Part of this could be parents wanting to prise kids away from digital devices for a few moments, but there’s also more pleasure in reading a hard copy book together than sharing a screen.

Books expensive in New Zealand

I suspect one reason New Zealanders are enthusiastic online book buyers is because prices are far higher than elsewhere in the world.

This is particularly true for popular fiction books which are often discounted in large stores overseas. In some cases we pay more than twice the price paid by UK or US readers.

There are a few crumbs of comfort in this for local bookstores. While huge sales are going to offline online booksellers, the fact that readers continue to buy hard copy books in such large numbers means there is still a worthwhile market here. It’s doubtful that books will die in out lifetimes. Whether they can compete on price is another matter.

Amazon FireAt first sight the Amazon Fire Phone is a pricey 4.7-inch Android that looks like an iPhone. But wait, there’s more…

Most of the media coverage on the Amazon Fire Phone launched overnight New Zealand time focuses on the camera with its f/2.0 lens and optical image stabilisation. On paper that’s slightly better than the Apple iPhone 5S.

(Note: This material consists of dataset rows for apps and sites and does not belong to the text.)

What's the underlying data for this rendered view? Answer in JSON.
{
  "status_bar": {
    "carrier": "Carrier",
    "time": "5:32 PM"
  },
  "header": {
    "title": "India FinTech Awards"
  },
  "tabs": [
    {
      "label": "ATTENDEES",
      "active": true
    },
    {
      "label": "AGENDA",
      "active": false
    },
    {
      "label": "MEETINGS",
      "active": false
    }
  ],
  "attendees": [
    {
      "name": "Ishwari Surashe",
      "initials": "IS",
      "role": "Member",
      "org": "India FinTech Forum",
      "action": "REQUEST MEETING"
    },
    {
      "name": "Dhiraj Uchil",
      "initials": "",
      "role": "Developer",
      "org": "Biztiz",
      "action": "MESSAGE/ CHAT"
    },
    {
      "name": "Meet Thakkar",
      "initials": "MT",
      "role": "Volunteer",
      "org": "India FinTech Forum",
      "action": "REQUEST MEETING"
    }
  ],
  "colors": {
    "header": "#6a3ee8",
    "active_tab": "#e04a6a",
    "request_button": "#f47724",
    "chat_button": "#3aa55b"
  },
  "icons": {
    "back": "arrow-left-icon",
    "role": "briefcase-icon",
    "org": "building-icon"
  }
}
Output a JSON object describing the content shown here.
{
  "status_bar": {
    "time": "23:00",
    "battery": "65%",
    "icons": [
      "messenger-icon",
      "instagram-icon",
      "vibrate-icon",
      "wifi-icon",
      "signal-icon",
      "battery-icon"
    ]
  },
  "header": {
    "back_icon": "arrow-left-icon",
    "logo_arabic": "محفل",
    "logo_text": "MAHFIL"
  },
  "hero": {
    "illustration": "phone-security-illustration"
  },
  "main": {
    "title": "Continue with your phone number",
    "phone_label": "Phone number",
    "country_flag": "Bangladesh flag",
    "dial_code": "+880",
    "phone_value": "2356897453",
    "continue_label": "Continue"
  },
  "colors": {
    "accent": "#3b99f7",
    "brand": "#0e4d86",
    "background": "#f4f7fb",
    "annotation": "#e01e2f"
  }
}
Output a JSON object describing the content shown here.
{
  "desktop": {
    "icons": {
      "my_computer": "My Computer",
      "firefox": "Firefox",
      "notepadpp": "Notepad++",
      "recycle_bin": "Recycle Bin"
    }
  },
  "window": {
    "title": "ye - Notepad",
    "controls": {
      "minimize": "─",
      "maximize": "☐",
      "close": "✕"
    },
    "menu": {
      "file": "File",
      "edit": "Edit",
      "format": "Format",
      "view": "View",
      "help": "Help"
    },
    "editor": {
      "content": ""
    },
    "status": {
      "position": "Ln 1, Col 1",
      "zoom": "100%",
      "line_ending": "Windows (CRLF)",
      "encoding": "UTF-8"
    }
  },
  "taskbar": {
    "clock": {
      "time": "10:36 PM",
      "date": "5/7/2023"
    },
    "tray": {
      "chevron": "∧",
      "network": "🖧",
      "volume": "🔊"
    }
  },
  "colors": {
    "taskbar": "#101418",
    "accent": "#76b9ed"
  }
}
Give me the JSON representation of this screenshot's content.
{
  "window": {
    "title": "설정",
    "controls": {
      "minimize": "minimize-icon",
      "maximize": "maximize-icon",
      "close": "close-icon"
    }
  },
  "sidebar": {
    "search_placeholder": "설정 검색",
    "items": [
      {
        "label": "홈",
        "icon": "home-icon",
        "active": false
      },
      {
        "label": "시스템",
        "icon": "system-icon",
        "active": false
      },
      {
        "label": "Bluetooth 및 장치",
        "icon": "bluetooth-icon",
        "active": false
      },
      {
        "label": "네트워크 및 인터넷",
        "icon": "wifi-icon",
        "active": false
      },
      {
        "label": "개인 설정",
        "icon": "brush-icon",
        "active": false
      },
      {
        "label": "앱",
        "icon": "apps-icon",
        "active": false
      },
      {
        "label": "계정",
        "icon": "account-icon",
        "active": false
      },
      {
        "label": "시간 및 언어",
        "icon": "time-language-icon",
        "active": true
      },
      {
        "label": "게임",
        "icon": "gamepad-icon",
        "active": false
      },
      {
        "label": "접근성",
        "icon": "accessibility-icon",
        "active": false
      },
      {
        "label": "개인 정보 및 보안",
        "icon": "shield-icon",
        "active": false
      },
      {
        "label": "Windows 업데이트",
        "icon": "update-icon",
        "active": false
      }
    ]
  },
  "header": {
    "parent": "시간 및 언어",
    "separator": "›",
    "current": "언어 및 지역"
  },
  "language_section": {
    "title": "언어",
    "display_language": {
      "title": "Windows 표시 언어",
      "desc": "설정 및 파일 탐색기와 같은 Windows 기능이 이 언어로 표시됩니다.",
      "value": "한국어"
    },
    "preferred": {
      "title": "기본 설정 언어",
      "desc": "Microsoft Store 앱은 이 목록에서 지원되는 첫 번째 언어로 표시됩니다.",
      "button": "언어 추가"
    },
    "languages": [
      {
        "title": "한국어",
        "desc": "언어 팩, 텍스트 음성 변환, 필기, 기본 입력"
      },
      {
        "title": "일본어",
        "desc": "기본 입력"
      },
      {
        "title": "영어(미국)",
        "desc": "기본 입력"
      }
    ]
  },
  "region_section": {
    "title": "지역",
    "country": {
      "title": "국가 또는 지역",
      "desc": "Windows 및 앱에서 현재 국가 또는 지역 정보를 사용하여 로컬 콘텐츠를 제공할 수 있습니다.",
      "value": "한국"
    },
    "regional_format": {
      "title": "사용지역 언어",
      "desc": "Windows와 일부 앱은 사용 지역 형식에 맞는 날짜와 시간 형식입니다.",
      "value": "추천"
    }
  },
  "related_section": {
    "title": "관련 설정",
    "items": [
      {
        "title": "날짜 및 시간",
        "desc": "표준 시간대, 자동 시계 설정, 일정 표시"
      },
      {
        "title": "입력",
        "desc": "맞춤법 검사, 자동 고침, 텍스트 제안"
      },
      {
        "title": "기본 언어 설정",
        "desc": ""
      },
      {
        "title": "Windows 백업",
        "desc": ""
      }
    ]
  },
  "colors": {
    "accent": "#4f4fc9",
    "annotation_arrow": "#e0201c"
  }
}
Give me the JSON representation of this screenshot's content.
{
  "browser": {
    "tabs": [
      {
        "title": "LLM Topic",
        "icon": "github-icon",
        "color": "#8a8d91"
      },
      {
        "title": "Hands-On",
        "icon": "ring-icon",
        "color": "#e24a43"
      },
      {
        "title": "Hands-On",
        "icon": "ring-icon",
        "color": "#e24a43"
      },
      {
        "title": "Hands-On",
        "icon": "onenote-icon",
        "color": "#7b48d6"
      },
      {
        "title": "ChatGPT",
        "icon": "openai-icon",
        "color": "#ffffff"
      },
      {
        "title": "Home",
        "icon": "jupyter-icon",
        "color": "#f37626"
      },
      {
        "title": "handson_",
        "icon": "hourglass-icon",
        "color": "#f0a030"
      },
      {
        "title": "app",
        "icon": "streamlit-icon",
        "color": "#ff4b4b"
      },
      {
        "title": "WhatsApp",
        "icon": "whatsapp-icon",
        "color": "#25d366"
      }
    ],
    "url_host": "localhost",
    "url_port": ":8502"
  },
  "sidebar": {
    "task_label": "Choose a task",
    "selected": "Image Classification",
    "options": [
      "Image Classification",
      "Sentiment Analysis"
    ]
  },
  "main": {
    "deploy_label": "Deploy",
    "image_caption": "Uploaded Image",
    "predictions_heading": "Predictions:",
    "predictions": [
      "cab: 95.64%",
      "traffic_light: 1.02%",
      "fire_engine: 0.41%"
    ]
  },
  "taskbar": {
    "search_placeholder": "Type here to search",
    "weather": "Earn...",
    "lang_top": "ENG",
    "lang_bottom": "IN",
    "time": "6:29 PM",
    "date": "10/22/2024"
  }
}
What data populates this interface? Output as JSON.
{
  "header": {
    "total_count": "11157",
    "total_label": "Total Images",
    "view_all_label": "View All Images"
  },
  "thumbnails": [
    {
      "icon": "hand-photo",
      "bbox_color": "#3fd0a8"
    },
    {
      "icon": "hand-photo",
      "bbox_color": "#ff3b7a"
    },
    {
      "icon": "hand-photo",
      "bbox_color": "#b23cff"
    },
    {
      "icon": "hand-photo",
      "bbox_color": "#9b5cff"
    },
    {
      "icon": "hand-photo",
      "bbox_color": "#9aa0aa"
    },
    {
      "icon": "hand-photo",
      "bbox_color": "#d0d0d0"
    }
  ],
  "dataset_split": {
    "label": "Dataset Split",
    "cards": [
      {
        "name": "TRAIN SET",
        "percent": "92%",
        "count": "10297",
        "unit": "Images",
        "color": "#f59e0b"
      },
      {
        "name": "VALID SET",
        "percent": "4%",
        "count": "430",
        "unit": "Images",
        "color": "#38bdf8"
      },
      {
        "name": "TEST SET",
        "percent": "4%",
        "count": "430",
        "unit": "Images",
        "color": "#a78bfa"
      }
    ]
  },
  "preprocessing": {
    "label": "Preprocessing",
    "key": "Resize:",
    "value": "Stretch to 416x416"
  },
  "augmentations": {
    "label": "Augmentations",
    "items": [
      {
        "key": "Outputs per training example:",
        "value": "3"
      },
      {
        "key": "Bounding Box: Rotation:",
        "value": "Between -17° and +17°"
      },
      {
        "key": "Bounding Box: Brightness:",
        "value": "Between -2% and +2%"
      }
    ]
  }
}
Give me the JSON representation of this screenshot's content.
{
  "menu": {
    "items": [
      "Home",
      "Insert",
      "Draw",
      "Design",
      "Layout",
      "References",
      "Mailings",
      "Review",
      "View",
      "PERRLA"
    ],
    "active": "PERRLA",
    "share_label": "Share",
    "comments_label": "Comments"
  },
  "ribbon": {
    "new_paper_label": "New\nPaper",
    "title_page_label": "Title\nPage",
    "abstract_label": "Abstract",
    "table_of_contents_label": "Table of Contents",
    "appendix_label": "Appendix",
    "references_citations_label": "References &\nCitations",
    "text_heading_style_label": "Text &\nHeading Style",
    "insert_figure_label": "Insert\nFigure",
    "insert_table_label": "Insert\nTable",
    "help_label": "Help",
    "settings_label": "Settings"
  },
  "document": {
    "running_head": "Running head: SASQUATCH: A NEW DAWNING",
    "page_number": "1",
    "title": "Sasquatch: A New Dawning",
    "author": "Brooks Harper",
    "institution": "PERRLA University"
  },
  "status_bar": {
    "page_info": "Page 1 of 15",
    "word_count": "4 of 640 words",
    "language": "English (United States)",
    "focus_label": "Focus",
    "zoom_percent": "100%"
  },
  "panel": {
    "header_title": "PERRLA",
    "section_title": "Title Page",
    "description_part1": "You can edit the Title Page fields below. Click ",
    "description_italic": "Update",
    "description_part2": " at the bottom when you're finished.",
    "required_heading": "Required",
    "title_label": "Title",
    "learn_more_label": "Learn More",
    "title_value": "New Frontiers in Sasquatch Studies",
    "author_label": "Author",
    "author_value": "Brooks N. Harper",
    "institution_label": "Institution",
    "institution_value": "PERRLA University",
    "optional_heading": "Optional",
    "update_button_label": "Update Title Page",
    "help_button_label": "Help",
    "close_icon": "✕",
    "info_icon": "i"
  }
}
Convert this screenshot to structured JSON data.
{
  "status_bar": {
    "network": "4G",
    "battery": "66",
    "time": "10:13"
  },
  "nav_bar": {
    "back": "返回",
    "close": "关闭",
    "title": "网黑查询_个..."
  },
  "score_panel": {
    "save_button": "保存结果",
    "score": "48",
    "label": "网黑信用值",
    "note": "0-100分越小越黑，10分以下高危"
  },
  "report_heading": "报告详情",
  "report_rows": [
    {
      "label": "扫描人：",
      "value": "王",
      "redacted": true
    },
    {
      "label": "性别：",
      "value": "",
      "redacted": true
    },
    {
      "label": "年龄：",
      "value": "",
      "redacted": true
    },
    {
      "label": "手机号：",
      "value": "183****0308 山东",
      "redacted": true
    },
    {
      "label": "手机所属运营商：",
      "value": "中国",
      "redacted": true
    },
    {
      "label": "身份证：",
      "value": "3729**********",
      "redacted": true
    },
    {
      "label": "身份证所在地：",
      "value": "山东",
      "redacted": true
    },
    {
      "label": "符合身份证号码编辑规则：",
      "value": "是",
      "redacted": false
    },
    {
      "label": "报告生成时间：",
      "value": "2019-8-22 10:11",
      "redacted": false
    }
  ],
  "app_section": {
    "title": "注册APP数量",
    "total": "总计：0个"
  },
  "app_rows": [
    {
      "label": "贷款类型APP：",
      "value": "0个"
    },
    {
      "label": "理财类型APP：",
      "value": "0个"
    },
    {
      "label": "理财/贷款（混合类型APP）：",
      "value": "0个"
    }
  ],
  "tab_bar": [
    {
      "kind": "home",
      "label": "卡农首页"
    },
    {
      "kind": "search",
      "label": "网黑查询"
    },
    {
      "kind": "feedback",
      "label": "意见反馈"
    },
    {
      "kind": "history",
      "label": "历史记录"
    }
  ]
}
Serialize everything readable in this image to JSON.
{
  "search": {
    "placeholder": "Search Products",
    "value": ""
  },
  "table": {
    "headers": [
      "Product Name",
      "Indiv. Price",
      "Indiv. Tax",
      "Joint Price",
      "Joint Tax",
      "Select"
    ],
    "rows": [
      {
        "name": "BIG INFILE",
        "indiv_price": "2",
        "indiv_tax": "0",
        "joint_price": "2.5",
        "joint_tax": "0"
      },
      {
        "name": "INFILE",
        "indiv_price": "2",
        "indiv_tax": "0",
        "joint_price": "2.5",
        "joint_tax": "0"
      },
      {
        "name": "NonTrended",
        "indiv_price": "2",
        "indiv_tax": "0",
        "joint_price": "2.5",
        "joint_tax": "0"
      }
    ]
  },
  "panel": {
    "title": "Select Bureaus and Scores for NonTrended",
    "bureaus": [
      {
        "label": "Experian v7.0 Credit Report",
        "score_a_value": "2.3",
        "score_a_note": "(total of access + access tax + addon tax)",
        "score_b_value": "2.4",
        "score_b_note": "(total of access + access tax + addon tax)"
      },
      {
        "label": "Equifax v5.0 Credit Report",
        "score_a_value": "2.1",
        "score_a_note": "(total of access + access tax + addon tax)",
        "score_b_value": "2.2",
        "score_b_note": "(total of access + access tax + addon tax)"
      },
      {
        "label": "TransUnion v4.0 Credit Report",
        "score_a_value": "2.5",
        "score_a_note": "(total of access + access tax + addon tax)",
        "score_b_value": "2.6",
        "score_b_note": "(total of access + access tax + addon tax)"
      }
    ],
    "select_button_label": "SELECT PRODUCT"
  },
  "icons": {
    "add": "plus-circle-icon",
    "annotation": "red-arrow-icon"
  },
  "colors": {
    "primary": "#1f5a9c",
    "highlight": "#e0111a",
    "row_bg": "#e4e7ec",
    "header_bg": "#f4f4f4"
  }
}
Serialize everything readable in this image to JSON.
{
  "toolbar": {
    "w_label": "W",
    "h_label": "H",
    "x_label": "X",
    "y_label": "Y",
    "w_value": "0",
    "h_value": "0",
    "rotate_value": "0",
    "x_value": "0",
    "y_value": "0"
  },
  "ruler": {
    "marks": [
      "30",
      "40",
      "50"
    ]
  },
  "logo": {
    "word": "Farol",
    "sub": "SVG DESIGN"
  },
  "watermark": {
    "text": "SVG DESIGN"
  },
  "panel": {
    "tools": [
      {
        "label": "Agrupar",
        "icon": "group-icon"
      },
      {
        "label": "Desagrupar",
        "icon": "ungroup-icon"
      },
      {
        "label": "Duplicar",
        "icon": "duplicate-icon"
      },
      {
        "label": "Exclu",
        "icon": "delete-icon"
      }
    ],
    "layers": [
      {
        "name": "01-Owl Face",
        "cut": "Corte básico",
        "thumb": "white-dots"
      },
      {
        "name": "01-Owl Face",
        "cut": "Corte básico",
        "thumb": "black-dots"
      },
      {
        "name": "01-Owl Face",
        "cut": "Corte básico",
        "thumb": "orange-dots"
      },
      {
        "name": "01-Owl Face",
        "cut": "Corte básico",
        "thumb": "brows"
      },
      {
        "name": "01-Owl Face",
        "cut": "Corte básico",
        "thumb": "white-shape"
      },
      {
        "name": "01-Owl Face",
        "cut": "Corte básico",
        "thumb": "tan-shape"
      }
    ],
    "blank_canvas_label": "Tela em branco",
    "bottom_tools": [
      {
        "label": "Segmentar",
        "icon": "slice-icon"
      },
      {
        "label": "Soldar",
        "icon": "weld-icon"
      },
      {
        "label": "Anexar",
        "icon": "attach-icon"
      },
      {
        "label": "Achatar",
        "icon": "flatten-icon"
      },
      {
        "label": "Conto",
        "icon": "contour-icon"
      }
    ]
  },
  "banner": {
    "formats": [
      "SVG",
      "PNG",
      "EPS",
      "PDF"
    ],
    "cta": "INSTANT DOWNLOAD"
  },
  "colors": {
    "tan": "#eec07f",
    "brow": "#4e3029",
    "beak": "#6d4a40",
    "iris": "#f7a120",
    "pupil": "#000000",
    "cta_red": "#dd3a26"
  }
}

There’s also talk of the Firefly image recognition that means you can walk into a shop, take a snap of an item you like, then buy it for a cheaper price from Amazon. Retailers are going to love that. I expect to hear gnashing of teeth over that feature.

Amazon Fire Phone includes depth perception that gives the screen a 3D look without the need for special glasses.

However, it seems Amazon hasn’t impressed everyone: